- The public consultation closed on 31 December 2020 and we await the final publication, which we expect will support regulators, registry holders and applicants, as well as establishing a structured approach for early dialogue. In the interim, we recommend applicants embrace its recommendations by planning inclusion of registry-based studies in their clinical development programs and leveraging consultation tools such as national and central Scientific Advice, procedural pre-submission meetings as well as the PRIME scheme, if applicable, during the pre-authorization phase.
Human Gene Therapy (GT) for Neurodegenerative Diseases6:
- The FDA has published several disease specific CGT guides. In January 2021, FDA published a new draft guidance outlining considerations for development and approval of gene therapy products for neurodegenerative diseases affecting adult and pediatric patients. It provides recommendations for chemistry, manufacture & control, pre-clinical and clinical trials, in addition to expedited approval pathways and FDA communication. It outlines different meeting types that may be used for discussions, depending on the stage of product development and the issues to be considered to avoid approval delays. In our view, the recommendations in this guidance are critical for developers of gene therapy for neurodegenerative diseases.
Manufacturing Considerations for Licensed and Investigational Cellular and Gene Therapy Products During COVID-19 Public Health Emergency7:

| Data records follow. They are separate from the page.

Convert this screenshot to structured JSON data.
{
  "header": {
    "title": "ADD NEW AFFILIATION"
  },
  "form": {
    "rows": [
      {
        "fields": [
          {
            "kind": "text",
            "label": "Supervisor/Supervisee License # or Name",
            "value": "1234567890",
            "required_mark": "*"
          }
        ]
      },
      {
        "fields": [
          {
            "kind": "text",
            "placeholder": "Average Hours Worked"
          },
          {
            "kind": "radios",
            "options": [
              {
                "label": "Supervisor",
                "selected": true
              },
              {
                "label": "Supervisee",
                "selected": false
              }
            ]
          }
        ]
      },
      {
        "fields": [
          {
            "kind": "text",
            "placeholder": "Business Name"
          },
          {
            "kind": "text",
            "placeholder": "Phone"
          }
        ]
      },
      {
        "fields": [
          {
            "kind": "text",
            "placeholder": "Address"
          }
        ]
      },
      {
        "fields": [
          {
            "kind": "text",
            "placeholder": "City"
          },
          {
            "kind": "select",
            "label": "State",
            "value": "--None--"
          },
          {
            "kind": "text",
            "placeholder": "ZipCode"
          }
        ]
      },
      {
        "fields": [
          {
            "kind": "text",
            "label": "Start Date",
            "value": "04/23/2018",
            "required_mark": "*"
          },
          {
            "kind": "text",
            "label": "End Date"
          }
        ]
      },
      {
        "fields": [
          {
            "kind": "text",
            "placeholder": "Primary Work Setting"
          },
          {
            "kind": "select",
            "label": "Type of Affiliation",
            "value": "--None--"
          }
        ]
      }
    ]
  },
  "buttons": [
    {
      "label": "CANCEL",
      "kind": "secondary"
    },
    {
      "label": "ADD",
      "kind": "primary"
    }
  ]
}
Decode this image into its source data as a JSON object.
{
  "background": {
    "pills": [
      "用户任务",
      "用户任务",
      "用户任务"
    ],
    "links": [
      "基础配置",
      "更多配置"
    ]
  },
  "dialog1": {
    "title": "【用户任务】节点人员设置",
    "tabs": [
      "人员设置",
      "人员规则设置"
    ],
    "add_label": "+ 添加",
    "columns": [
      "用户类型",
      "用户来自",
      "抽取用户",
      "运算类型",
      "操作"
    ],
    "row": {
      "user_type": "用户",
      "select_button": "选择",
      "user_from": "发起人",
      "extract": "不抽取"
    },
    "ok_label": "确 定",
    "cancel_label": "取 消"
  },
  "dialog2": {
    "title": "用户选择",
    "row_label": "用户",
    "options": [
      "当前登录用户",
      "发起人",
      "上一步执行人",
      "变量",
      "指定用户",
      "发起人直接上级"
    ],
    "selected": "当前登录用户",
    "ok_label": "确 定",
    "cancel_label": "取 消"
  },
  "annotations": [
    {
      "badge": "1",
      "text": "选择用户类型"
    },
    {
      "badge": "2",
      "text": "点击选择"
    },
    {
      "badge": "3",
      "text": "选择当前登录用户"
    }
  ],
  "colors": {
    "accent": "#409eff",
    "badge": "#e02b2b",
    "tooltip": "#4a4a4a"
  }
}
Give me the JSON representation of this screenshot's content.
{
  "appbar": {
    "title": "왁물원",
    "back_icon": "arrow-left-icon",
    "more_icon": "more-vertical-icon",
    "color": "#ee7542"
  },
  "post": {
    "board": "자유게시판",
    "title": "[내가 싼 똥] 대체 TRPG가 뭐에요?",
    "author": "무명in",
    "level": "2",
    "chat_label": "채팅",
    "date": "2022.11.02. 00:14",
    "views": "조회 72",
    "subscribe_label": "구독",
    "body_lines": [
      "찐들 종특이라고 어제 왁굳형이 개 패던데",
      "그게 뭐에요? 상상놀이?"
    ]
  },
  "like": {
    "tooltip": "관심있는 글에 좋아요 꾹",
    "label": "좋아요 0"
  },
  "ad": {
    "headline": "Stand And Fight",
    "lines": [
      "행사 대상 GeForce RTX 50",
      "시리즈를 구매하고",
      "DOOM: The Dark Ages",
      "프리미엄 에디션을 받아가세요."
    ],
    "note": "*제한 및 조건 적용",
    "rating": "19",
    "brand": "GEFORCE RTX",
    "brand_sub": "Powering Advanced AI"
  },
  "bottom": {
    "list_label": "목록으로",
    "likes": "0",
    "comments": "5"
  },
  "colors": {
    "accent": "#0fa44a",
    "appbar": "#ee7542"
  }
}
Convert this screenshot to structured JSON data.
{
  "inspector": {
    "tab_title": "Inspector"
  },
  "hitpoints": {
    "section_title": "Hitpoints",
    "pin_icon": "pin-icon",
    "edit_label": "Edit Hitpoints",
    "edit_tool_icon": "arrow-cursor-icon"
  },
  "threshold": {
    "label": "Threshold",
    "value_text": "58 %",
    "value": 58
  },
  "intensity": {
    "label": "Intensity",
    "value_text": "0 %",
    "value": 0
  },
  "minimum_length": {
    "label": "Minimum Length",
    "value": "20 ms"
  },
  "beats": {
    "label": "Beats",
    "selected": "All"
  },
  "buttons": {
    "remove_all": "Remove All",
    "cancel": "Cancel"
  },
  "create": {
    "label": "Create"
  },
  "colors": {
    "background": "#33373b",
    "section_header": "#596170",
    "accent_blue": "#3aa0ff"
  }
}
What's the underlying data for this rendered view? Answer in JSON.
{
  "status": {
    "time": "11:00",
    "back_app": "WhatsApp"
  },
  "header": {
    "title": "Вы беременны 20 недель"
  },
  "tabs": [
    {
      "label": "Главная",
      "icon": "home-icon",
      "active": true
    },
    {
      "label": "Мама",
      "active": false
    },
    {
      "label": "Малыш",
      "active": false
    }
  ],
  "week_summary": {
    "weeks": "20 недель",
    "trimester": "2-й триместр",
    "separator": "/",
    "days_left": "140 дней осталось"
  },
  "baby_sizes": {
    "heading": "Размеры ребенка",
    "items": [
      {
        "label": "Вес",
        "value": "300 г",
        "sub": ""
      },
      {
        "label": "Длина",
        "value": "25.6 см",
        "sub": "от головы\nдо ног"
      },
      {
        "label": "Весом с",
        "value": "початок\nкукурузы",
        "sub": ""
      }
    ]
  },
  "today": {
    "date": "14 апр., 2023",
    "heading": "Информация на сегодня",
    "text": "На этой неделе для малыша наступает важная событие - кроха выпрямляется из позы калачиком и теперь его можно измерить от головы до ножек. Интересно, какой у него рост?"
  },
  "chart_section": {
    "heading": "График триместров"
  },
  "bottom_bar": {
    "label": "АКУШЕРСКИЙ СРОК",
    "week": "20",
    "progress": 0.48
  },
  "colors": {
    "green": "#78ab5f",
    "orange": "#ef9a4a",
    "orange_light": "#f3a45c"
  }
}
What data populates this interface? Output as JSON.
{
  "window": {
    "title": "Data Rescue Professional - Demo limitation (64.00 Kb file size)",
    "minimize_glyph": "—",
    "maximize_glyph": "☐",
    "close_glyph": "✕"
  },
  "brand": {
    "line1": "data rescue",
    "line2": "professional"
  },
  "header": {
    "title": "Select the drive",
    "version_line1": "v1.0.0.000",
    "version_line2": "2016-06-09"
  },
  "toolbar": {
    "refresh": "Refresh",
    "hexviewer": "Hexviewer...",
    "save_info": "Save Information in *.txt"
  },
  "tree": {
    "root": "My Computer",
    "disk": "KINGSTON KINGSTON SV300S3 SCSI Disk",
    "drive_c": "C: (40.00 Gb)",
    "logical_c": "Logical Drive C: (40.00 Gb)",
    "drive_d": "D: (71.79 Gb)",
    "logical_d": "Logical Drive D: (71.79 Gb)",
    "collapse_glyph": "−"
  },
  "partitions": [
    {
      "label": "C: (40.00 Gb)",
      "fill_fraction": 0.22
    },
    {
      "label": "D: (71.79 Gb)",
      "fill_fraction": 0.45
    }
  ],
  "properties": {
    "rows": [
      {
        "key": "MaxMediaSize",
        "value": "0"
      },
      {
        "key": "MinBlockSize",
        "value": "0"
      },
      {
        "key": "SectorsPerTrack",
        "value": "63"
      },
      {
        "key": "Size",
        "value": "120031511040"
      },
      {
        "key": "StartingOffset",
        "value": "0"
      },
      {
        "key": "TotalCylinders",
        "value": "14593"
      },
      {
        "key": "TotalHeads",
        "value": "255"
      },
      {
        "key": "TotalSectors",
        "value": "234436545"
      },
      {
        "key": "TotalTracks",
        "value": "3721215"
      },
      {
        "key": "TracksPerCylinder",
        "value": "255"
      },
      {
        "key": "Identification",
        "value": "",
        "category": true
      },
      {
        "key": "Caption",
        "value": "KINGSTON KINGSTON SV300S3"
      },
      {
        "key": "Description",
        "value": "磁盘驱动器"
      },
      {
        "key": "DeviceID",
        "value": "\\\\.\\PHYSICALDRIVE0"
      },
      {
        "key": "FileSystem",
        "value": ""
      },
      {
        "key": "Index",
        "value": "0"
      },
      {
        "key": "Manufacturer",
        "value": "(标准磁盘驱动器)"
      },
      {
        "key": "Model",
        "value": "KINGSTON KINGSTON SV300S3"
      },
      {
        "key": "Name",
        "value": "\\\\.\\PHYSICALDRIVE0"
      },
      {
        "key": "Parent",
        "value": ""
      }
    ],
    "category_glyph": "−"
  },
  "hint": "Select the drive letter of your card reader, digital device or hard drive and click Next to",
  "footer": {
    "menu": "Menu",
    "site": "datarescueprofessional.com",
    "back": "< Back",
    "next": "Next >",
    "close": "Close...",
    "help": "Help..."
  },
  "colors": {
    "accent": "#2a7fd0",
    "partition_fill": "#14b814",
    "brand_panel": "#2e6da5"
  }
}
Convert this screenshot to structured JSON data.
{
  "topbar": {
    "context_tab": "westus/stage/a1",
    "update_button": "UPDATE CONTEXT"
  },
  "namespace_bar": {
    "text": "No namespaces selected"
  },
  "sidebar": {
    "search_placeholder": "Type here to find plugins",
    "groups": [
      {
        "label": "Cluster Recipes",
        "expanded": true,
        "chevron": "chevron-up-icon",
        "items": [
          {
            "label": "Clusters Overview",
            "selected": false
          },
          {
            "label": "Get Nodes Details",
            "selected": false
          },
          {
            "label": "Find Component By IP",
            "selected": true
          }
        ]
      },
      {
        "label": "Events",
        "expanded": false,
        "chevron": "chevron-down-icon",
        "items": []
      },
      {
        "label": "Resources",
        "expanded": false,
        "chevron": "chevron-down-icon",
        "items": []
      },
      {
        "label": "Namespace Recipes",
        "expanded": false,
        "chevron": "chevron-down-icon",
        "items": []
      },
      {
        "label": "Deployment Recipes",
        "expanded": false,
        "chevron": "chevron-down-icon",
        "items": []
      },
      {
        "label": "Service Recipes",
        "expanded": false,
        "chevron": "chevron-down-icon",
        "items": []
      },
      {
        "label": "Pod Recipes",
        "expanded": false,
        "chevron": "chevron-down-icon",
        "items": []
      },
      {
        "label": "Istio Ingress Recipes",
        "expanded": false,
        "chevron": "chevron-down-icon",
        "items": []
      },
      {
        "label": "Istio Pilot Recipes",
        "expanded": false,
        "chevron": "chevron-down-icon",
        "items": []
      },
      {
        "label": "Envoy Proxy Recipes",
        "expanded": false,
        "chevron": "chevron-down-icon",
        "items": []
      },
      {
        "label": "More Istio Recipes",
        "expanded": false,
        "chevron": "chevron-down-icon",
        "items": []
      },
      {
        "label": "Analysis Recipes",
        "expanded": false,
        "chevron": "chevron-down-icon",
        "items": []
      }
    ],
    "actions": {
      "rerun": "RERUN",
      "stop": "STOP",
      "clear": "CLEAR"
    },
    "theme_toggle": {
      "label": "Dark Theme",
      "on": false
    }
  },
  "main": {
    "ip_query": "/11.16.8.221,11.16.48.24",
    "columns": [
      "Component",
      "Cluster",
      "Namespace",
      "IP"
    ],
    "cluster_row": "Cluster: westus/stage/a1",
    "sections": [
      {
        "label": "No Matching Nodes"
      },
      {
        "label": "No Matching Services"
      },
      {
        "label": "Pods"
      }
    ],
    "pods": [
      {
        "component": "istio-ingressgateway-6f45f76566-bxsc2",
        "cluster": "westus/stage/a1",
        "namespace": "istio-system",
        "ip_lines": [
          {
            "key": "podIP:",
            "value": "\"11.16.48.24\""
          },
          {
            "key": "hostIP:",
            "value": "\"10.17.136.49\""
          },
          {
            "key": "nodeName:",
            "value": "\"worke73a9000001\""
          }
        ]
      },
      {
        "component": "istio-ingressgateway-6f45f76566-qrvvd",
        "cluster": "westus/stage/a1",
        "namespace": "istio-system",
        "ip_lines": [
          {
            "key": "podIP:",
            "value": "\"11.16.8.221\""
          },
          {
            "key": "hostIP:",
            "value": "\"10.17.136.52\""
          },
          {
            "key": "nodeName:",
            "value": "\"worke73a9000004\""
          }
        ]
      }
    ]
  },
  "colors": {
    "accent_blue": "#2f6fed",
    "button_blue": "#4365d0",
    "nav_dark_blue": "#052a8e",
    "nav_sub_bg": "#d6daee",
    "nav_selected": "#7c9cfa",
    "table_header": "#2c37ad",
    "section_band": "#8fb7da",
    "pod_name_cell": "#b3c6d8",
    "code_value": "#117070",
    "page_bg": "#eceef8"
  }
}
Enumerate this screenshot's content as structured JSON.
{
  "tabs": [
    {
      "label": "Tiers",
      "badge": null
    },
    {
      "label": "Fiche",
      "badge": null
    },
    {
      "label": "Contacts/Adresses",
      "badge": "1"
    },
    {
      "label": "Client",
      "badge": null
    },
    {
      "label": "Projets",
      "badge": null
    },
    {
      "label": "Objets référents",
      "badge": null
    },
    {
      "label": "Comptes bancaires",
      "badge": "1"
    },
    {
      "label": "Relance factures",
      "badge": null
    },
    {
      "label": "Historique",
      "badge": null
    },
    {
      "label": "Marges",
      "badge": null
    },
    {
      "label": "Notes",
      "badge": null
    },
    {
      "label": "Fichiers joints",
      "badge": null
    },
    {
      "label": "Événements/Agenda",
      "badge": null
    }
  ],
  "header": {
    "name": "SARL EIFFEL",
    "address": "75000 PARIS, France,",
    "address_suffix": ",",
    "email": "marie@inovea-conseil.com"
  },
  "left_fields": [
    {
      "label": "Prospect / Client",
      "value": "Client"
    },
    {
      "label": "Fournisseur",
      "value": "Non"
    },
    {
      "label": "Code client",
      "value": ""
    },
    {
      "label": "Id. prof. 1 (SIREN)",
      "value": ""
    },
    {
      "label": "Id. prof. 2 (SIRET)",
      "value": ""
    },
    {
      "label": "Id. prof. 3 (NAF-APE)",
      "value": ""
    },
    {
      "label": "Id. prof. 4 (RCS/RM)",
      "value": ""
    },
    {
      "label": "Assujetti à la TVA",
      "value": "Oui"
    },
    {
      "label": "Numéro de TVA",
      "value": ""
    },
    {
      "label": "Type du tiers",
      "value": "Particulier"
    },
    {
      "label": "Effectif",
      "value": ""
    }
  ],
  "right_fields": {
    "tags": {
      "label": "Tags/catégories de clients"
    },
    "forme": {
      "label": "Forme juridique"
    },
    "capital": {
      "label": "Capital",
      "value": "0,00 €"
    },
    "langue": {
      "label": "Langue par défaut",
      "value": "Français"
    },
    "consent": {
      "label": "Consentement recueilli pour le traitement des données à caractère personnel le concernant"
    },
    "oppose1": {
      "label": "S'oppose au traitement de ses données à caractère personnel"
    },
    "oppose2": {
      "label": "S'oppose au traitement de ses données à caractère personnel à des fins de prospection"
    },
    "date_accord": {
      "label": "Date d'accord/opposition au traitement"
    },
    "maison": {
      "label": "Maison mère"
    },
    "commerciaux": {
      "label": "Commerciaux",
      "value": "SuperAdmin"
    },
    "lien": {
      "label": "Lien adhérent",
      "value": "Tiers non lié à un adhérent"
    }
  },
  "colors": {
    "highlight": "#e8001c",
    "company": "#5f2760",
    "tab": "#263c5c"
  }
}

- This guidance, published 5 January 2021 and effective immediately, outlines risk-based recommendations to minimize potential transmission of COVID-19 during manufacturing of CGT products during the pandemic. To ensure compliance with current good manufacturing practice (CGMP) requirements, CGT manufacturers are expected to evaluate potential risks to facilities, processes, manufacturing controls, donors, products, and the number of subjects that can be treated with the product. For example, an allogeneic product that is manufactured using a newly established cell bank and/or may be used to treat a large number of subjects or patients, would be associated with a higher infection risk than an autologous product. A description of the risk assessment and mitigation strategies, including scientific justification and literature references, should be included in the appropriate FDA submission (e.g., investigational new drug application (IND), biologics license application (BLA), or master file). It is important that CGT developers embrace recommendations of this guideline to avoid potential compliance issues.
A common thread throughout these and other advanced therapy guidance is the importance of agency communication throughout product development. We expect the regulatory environment of the fast-moving field of advanced therapies to continue to evolve at a fast pace as regulators incorporate new experience and scientific progress to inform development strategy. Staying current with evolving regulatory intelligence and engaging in frequent interactions with regulatory agencies are crucial activities to inform regulatory strategy and achieve the most efficient path to approval and market access.